■ What the task asks ■
Search the entries below for the word "glyph" and copy each line that has it.

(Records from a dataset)
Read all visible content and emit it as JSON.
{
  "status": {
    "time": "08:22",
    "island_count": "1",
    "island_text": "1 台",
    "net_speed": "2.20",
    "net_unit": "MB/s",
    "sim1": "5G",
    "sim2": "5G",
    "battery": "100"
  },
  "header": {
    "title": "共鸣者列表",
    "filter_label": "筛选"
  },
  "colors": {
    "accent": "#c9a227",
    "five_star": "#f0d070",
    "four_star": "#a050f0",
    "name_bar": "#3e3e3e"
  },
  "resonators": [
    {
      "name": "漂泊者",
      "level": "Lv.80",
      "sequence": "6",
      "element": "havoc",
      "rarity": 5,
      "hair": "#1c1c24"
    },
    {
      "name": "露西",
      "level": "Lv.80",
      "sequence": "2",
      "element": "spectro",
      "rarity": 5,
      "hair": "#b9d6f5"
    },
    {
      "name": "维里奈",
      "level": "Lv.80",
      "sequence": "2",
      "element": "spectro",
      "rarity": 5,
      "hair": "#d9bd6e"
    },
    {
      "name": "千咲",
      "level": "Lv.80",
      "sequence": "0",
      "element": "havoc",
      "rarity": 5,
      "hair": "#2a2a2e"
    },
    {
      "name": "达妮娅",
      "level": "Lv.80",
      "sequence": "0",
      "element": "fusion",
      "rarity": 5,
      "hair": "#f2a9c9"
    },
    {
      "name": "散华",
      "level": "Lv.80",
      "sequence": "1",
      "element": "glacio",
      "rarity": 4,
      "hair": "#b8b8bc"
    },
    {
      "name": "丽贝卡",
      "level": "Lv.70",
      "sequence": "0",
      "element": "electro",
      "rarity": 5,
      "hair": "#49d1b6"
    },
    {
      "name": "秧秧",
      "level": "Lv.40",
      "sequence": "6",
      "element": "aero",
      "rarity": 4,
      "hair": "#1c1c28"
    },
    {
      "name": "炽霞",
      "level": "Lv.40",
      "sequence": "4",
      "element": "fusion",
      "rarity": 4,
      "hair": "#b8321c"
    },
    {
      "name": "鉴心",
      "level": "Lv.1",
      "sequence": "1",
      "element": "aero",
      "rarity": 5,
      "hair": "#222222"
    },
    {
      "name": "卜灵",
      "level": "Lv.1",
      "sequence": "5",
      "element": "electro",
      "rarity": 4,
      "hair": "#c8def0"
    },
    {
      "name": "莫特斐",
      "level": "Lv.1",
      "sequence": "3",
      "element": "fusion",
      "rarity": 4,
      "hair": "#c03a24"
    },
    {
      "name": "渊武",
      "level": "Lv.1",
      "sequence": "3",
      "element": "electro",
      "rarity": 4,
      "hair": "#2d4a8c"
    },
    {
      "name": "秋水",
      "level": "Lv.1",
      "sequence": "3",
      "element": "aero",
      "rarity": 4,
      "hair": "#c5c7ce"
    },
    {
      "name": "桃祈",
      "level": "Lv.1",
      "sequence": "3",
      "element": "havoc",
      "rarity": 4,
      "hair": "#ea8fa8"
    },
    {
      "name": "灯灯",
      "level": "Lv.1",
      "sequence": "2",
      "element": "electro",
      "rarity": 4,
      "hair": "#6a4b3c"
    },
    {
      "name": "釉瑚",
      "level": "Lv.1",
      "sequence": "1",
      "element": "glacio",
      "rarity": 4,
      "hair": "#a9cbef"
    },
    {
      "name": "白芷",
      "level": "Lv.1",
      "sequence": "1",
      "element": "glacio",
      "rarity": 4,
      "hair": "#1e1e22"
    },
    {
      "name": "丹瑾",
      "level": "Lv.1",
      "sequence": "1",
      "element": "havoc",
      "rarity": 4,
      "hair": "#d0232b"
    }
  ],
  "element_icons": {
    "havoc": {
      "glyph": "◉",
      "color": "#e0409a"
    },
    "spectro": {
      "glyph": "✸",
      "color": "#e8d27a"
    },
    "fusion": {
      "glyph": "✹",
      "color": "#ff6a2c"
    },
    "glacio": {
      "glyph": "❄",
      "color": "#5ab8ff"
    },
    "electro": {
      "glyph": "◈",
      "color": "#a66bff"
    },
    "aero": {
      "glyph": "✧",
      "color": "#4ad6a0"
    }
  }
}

■ Reply ■
      "glyph": "◉",
      "glyph": "✸",
      "glyph": "✹",
      "glyph": "❄",
      "glyph": "◈",
      "glyph": "✧",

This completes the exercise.